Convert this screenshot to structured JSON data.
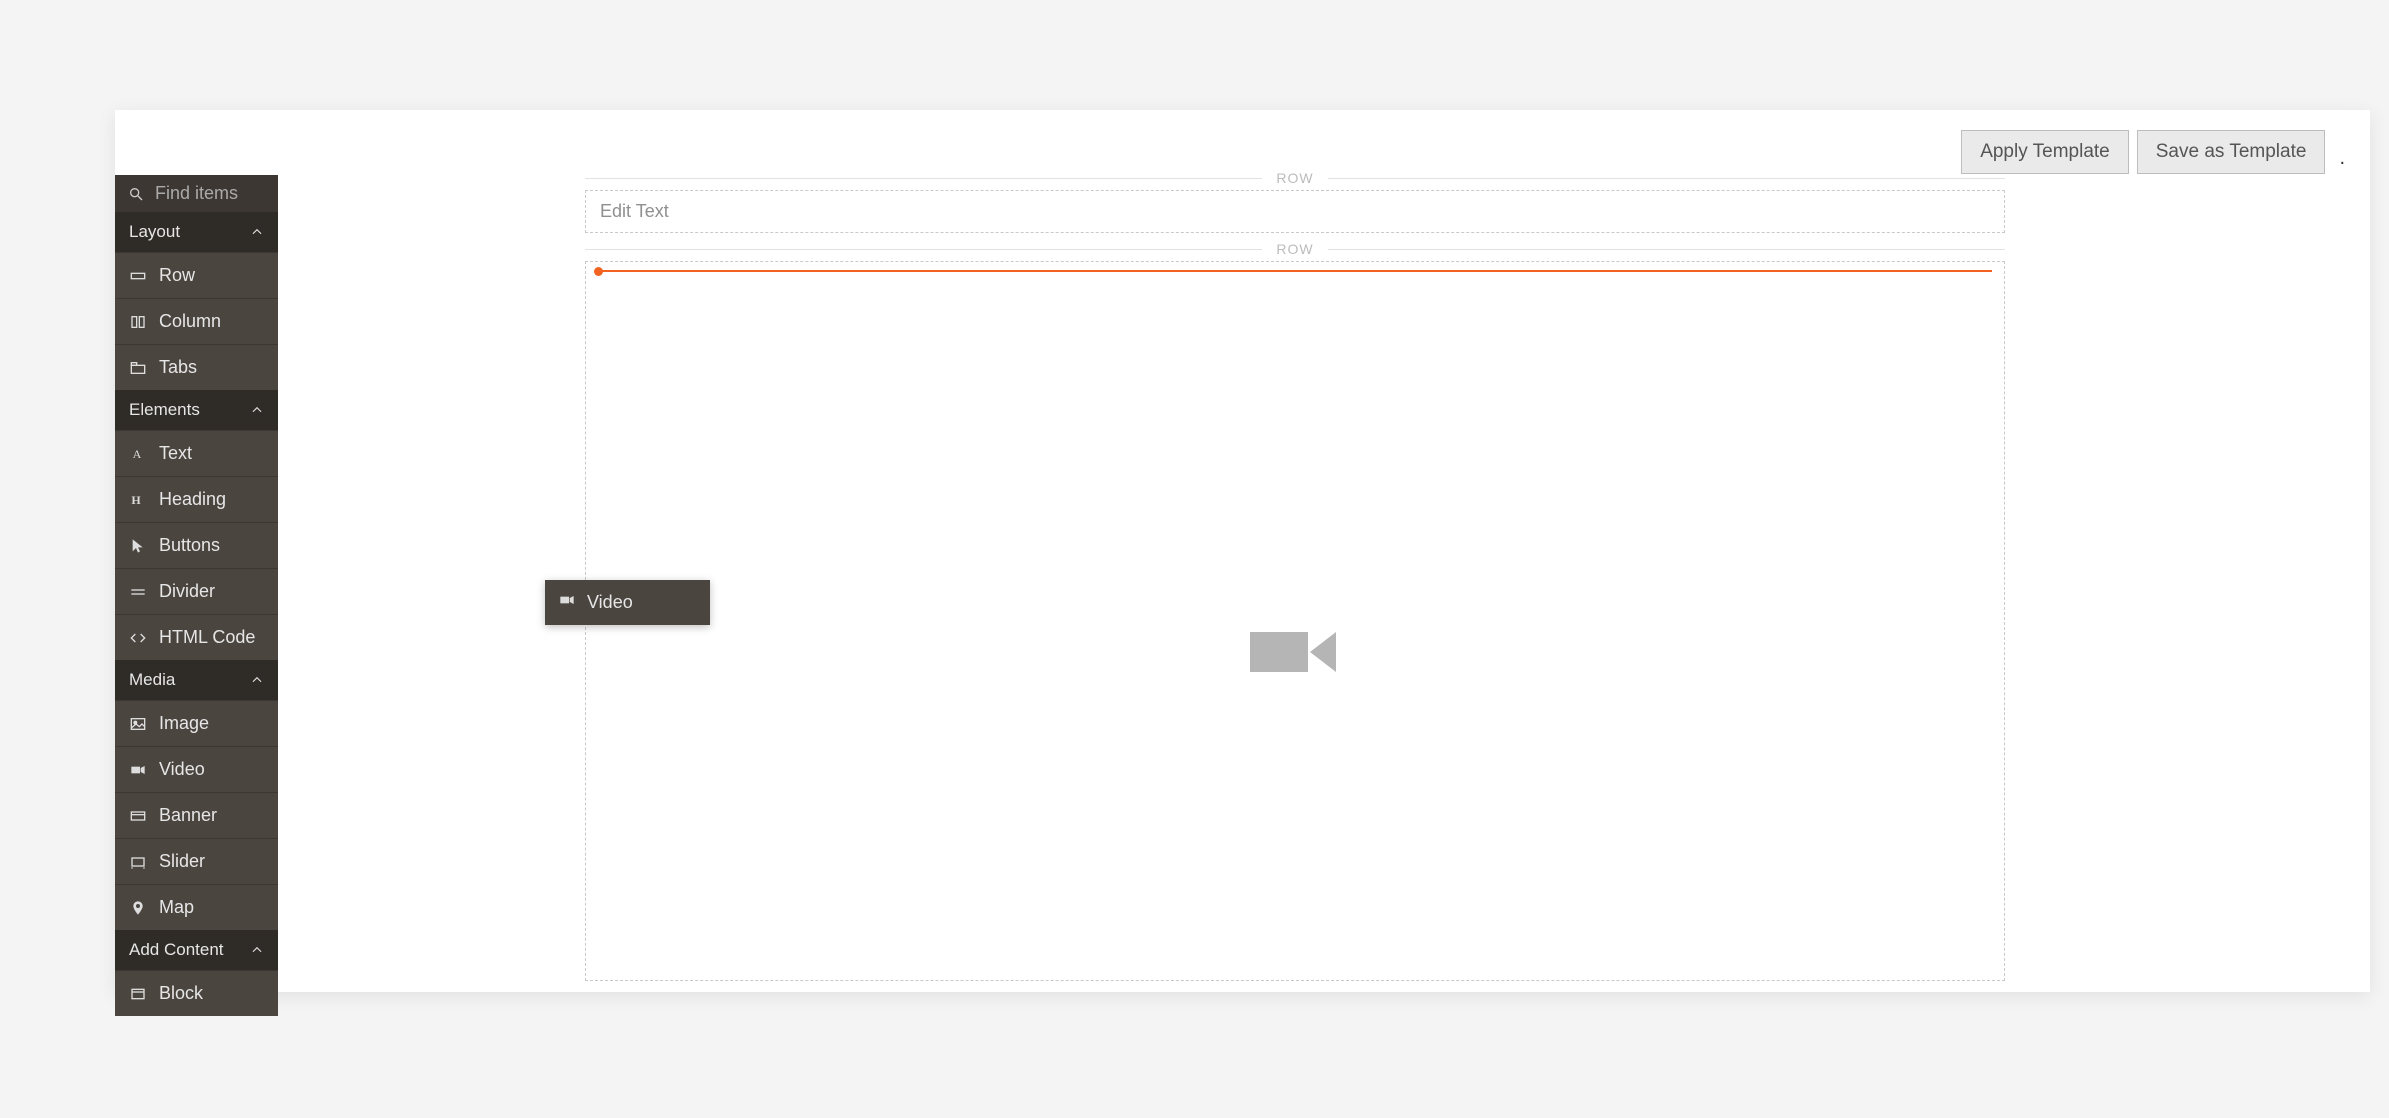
{
  "toolbar": {
    "apply_template": "Apply Template",
    "save_as_template": "Save as Template"
  },
  "sidebar": {
    "search_placeholder": "Find items",
    "groups": [
      {
        "label": "Layout",
        "items": [
          {
            "label": "Row"
          },
          {
            "label": "Column"
          },
          {
            "label": "Tabs"
          }
        ]
      },
      {
        "label": "Elements",
        "items": [
          {
            "label": "Text"
          },
          {
            "label": "Heading"
          },
          {
            "label": "Buttons"
          },
          {
            "label": "Divider"
          },
          {
            "label": "HTML Code"
          }
        ]
      },
      {
        "label": "Media",
        "items": [
          {
            "label": "Image"
          },
          {
            "label": "Video"
          },
          {
            "label": "Banner"
          },
          {
            "label": "Slider"
          },
          {
            "label": "Map"
          }
        ]
      },
      {
        "label": "Add Content",
        "items": [
          {
            "label": "Block"
          }
        ]
      }
    ]
  },
  "canvas": {
    "row_label": "ROW",
    "edit_text_placeholder": "Edit Text"
  },
  "drag": {
    "label": "Video"
  },
  "colors": {
    "accent": "#f26322",
    "sidebar_bg": "#3c3732",
    "sidebar_item_bg": "#4b4540"
  }
}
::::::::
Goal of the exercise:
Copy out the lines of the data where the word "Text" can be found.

Problem solution:
            "label": "Text"
    "edit_text_placeholder": "Edit Text"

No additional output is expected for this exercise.